→ **ABOUT THIS EXERCISE**
Using the material that follows, work out how many lines include the word "jrxml". Your answer should be that number only.

Segment Start: RECORDS TO PROCESS

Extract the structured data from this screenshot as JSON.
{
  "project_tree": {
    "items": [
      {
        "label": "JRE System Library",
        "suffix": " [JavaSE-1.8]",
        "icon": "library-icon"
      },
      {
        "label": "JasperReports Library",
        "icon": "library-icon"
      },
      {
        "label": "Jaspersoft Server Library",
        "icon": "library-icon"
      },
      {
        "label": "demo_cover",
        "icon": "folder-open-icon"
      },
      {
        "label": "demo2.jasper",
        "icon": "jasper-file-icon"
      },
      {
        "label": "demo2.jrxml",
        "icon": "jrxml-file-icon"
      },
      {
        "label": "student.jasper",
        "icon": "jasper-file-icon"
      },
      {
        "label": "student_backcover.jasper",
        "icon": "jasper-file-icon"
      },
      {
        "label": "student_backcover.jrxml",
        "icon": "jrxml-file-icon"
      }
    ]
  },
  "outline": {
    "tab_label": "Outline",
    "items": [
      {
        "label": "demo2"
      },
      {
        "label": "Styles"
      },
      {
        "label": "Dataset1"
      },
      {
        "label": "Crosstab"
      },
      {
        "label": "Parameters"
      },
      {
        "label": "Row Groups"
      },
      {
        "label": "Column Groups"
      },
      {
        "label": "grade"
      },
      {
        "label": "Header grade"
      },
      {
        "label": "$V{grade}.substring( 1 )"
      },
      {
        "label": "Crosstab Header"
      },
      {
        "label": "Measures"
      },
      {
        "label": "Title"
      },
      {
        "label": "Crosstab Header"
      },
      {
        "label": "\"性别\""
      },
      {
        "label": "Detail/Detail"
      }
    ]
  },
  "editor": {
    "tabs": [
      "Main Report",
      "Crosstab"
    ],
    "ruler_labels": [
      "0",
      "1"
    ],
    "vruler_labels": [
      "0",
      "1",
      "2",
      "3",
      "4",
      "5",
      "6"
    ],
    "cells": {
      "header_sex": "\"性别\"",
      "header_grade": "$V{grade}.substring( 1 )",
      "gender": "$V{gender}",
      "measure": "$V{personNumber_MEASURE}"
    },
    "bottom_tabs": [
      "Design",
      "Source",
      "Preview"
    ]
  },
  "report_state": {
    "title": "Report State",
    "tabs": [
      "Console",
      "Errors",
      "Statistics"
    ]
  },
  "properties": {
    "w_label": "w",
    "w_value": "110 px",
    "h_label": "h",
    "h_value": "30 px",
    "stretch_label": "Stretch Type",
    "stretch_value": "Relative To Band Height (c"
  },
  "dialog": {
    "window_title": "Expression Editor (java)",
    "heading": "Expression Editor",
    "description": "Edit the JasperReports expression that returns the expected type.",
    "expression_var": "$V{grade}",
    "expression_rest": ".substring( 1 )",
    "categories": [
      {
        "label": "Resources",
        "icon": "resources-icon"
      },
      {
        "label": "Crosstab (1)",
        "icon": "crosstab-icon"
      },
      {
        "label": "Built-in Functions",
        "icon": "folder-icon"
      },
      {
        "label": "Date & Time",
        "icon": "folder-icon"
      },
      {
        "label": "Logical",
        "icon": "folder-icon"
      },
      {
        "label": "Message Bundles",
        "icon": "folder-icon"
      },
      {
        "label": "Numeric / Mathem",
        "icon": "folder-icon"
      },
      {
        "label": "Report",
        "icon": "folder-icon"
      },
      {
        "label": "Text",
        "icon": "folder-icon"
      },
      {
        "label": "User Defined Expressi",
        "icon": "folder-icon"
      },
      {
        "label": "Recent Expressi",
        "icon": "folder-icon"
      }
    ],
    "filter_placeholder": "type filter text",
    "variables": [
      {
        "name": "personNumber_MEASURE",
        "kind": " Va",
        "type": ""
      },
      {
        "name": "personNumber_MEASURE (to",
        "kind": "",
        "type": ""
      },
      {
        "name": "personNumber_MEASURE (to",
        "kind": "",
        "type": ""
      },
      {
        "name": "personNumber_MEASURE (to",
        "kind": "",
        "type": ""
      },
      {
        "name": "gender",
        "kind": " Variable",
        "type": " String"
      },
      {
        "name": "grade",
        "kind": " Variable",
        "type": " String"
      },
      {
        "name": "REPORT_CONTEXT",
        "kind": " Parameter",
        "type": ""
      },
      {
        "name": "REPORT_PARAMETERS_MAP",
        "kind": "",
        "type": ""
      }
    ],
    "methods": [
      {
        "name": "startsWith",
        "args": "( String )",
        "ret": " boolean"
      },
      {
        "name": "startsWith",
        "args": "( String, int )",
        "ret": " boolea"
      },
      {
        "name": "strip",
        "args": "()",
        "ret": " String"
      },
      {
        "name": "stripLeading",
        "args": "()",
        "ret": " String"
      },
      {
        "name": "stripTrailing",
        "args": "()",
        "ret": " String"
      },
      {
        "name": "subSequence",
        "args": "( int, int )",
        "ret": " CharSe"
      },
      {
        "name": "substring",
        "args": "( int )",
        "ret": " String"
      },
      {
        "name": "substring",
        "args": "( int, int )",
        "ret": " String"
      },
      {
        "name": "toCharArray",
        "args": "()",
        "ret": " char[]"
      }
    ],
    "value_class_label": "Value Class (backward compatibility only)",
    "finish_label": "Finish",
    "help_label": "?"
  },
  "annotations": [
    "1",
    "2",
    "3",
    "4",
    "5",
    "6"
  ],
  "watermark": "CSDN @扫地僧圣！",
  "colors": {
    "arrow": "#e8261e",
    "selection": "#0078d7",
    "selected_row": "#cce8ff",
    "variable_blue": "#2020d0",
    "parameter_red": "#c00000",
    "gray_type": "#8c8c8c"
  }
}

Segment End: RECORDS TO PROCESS

→ **RESULT**
4